Unfortunately, most degrade slowly; it is estimated that newspapers and most kitchen waste degrade in 3-4 weeks, wax paper and cigarette butts in 3 months, painted wood in 10 years, plastic bags and leather products in 100 years, aluminum cans in 200-500 years, some plastic bottles in up to 1000 years, while chewing gum is non-biodegradable. It is also important to consider the other resources used for their production and the greenhouse gases emitted during that process.
Nevertheless, this can be reversed though encouraging and replicating small but meaningful steps in the right direction, ones that would include smart choices and decisions in our everyday life regarding what we produce, what we purchase and how we consume. These habits can have a dramatic impact on the sustainability of our natural resources so current and future generations can enjoy their fruits and benefits. However, this must go hand in hand with stronger environmental legislations and enforcement to prevent illegal waste dumping and ensure proper waste collection.
For the past 23 years, the World Day to Combat Desertification and Drought has served to raise awareness on how strong community involvement and cooperation at all levels can support “land degradation neutrality”– an issue of great concern to the Arab region given its geographical location and prevailing and projected climatic conditions.
The lead international organization on these efforts, the United Nations Convention to Combat Desertification (UNCCD), declared “Land has true value. Invest in it” as the theme to stress that we are all decision makers and our choices have consequences.

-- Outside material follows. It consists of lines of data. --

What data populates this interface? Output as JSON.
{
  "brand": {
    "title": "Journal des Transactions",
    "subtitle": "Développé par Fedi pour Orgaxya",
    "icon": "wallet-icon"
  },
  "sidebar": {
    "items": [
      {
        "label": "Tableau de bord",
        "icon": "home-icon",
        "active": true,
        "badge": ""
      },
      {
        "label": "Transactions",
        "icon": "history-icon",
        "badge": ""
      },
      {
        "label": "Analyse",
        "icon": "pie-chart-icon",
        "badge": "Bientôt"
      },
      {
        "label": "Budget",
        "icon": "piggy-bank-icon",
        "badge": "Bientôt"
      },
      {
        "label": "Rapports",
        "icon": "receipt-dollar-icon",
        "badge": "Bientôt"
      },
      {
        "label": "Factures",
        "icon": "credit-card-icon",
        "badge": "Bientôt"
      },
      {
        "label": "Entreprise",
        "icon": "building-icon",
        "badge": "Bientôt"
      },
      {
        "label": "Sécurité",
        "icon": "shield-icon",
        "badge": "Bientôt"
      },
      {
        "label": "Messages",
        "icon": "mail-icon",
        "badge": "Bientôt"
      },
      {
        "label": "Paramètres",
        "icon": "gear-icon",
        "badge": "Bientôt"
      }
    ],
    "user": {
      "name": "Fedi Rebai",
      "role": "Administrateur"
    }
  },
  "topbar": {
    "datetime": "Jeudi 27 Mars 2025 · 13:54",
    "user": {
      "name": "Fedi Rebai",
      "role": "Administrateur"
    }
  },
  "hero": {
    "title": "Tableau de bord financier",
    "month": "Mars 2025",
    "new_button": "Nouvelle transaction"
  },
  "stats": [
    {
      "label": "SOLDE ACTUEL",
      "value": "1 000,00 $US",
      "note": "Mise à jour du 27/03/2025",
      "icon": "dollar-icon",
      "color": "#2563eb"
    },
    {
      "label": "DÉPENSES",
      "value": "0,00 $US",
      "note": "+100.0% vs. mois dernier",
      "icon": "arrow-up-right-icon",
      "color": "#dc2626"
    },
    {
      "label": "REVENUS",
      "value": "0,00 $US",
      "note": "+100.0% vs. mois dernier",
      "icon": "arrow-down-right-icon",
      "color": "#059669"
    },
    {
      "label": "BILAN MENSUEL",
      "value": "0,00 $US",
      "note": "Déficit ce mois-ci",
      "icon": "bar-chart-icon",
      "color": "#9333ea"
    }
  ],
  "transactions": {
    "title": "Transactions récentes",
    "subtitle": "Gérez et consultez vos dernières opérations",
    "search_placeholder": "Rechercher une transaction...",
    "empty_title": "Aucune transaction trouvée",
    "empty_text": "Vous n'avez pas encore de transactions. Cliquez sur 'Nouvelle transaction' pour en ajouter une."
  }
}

Livelihoods and communities around the region can be revitalized through good stewardship of land and water resources, as exemplified by striving agricultural communities in desert areas in Algeria and Egypt despite their own challenges. Given available knowledge, what can we do to improve resource-use efficiency – more output per input – while minimizing waste generation?
There is a wide range of daily smart choices and decisions we can adopt including, for example, favoring organic products, which are grown with minimal impact on the environment; buying items that have been sustainably produced or which support sustainability such as those certified to comply with given specific criteria like green, animal welfare, forest and water stewardship or sustainable seafood products; and of course adopting environmentally friendly attitudes including reducing purchases, reusing items and recycling products.
The need for urgent action was yesterday, but thankfully it is not too late to make changes that can still have impact. It is time to initiate intensive awareness-raising campaigns to educate policymakers and the public using a wide range of media and messaging tools. Each one of us is responsible for setting the example within our communities, households and families by encouraging the adoption of small but incremental changes. It is also necessary to recognize the paramount role that women play in education and attitude change within public and private spheres.
Today, as we celebrate the World Day to Combat Desertification and Drought, let us recommit to enhancing the environmental stewardship of our planet, as, after all, there is no planet B to look forward to after Earth.
arrow-up icon